→ **Exercise instructions**
Scan the listing below for the string "JSON" and copy each line where it turns up.

#### Excerpted data ####

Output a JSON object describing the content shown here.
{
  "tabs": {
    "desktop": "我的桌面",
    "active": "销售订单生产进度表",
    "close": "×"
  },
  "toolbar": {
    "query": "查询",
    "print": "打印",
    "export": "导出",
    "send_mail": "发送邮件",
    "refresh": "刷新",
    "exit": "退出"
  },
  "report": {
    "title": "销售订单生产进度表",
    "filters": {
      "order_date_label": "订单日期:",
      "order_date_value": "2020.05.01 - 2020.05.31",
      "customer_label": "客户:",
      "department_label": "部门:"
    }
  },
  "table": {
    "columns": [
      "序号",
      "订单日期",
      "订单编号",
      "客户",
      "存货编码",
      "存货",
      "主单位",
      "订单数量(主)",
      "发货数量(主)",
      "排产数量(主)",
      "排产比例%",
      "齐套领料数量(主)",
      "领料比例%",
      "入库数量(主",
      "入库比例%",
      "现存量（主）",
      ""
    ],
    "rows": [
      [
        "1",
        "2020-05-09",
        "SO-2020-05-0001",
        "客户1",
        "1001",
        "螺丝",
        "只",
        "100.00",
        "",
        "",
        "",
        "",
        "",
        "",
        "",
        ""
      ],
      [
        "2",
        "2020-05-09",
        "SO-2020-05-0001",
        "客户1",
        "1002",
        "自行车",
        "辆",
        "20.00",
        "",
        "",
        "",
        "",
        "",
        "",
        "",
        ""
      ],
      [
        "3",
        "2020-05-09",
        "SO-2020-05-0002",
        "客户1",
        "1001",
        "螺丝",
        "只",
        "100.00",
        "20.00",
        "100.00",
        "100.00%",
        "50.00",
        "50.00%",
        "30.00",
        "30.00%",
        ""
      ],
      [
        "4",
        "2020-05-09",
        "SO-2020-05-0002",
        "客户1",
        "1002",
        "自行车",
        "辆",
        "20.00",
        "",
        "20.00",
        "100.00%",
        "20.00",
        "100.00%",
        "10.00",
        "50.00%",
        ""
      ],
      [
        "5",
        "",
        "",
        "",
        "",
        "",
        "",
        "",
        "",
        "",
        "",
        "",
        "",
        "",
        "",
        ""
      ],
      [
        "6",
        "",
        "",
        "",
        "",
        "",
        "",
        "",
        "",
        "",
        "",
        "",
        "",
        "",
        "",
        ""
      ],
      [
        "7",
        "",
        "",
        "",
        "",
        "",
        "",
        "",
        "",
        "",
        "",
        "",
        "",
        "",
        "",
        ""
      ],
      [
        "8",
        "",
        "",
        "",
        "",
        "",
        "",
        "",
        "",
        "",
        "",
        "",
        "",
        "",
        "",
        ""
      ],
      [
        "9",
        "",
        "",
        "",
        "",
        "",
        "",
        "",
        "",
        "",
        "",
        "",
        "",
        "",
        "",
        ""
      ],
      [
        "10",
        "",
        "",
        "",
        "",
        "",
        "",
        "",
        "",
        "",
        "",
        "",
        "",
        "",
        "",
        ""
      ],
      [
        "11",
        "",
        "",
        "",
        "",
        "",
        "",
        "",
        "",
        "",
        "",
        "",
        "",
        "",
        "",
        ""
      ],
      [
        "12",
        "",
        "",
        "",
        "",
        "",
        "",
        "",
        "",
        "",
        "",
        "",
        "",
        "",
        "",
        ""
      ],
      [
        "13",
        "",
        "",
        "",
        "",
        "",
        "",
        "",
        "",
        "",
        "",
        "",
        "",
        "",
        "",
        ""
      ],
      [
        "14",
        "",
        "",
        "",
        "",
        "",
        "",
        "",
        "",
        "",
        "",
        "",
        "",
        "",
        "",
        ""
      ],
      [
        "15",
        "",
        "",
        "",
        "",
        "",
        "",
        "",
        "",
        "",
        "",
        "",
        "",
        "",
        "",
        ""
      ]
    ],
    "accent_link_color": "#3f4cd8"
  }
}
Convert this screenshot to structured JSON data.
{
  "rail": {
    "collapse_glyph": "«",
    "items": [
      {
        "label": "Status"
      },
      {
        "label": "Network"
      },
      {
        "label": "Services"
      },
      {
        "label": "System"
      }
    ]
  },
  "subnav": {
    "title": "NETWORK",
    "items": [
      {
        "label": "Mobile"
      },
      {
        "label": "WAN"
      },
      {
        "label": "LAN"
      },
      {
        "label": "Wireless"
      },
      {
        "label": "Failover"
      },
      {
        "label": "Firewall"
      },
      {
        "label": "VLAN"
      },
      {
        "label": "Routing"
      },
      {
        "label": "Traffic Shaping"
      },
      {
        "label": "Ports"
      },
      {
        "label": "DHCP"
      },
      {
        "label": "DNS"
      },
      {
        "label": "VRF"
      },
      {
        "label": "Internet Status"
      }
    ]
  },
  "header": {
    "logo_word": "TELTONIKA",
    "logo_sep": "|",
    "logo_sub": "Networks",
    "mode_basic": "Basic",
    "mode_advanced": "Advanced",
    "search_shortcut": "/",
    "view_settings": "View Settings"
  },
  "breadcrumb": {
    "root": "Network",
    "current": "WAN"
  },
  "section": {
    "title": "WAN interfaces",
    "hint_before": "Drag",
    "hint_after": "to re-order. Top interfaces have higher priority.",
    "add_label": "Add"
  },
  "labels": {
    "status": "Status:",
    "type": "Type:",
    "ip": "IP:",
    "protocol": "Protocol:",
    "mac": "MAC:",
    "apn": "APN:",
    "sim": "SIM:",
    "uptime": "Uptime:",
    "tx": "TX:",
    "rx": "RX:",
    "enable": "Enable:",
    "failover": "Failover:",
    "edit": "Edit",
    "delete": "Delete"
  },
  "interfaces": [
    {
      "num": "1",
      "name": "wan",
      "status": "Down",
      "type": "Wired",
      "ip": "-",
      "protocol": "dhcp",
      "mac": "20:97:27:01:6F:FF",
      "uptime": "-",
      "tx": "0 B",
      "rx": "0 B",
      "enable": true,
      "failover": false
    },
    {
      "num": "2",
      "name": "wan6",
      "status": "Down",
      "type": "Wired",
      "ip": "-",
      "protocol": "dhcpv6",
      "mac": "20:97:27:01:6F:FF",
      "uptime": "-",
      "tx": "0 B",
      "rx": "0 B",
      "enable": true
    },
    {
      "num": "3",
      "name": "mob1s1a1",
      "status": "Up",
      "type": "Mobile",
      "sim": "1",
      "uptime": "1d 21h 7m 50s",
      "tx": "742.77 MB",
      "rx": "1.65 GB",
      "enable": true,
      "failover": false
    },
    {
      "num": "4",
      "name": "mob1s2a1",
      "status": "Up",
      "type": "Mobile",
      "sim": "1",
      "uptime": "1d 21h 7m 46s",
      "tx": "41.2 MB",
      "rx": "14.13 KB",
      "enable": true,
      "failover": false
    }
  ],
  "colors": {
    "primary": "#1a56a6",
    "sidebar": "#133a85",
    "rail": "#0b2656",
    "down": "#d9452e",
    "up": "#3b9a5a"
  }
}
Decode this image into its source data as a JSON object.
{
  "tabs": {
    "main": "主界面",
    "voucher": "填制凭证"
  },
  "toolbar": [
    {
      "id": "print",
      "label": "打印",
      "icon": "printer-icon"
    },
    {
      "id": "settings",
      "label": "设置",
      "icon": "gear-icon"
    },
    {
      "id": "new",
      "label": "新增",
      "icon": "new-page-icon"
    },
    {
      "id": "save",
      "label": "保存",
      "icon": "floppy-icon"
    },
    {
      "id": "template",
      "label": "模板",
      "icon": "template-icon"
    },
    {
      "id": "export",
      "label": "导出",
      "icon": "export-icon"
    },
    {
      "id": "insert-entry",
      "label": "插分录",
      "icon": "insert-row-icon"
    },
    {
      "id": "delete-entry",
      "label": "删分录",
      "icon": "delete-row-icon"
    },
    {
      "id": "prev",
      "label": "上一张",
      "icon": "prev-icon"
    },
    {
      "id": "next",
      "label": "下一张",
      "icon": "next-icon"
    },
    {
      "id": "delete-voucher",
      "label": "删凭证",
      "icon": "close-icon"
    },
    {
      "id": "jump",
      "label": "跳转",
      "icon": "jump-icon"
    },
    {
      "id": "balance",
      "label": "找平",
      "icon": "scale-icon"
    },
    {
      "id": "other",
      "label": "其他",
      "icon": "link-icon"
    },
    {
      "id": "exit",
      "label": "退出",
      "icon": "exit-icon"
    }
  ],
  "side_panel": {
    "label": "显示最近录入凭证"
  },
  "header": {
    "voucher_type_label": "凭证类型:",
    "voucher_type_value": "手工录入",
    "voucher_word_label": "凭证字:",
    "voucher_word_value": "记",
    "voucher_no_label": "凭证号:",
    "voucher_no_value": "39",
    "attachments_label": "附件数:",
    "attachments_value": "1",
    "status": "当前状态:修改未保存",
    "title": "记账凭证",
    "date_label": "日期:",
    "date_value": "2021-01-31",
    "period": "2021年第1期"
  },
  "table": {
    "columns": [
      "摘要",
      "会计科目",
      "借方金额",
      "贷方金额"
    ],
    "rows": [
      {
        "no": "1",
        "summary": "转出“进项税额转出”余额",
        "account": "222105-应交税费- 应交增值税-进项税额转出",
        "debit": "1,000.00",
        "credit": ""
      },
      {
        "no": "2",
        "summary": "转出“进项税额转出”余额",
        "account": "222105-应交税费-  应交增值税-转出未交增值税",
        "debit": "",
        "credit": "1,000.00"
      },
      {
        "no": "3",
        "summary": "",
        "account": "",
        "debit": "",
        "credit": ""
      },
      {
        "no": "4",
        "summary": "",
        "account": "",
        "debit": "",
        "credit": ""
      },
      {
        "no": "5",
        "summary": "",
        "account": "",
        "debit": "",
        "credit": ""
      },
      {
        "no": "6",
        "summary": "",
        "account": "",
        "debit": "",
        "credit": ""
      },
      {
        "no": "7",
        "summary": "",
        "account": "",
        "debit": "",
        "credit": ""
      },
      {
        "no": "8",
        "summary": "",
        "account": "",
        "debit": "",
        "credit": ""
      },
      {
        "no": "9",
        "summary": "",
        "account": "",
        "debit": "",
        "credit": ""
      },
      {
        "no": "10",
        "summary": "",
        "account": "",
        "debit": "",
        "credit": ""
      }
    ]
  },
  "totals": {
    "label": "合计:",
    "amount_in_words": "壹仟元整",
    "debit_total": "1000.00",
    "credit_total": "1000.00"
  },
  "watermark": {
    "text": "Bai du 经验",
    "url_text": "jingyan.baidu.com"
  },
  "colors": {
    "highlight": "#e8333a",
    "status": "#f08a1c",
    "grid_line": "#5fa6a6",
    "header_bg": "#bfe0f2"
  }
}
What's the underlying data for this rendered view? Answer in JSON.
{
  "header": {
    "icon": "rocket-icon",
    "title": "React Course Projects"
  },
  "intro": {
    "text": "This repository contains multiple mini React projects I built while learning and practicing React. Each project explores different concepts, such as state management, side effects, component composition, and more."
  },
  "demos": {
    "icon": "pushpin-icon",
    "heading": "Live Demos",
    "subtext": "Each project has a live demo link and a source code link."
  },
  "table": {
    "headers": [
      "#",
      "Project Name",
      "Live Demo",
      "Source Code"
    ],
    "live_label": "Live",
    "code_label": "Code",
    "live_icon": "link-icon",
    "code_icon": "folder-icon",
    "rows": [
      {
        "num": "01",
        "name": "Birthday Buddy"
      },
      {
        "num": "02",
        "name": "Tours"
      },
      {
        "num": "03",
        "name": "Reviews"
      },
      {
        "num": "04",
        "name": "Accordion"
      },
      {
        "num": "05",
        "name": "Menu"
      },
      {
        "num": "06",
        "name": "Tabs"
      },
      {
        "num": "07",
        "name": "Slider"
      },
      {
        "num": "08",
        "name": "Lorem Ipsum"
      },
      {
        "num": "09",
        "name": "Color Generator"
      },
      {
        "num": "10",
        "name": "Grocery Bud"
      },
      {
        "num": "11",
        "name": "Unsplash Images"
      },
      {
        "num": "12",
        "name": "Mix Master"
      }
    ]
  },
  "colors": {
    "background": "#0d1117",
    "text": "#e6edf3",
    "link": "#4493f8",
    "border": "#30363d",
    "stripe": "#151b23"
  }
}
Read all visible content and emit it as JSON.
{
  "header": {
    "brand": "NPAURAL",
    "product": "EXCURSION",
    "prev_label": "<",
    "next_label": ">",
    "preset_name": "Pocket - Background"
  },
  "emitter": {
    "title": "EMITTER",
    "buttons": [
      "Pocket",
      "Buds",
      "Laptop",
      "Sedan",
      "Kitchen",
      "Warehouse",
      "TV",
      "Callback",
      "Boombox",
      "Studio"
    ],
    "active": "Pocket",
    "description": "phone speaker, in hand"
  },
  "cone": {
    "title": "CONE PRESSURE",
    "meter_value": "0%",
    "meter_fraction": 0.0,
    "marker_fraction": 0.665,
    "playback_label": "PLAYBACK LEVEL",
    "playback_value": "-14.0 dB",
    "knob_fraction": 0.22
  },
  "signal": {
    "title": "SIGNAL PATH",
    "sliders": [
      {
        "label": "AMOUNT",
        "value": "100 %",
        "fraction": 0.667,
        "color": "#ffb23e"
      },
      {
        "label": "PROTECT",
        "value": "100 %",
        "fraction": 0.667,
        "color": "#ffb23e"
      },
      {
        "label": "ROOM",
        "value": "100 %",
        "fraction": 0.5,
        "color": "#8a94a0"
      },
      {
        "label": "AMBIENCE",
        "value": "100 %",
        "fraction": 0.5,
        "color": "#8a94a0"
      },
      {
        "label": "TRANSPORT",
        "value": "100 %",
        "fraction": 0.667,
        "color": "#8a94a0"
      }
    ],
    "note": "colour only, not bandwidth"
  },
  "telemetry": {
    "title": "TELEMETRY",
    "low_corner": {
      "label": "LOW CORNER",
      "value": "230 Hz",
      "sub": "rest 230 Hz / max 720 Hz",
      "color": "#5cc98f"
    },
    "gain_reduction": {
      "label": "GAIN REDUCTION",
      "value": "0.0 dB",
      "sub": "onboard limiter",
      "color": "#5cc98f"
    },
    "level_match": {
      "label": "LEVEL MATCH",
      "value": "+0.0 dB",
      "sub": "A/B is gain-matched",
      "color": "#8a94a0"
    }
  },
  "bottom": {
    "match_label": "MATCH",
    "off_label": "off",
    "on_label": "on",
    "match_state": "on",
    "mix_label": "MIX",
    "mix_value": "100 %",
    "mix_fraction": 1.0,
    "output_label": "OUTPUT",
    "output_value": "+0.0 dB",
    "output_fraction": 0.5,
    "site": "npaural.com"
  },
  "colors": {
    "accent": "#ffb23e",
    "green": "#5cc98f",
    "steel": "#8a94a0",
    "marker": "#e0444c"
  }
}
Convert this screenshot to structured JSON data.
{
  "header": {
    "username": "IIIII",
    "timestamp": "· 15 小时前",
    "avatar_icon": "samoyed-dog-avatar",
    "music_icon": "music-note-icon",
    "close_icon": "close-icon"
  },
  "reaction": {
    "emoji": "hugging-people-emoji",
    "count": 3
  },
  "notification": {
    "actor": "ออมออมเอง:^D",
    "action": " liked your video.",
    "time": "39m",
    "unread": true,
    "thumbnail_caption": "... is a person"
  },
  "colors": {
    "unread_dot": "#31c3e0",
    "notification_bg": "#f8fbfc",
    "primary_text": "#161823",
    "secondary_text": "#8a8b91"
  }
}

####

→ **The completed task**
Output a JSON object describing the content shown here.
Convert this screenshot to structured JSON data.
Decode this image into its source data as a JSON object.
What's the underlying data for this rendered view? Answer in JSON.
Read all visible content and emit it as JSON.
Convert this screenshot to structured JSON data.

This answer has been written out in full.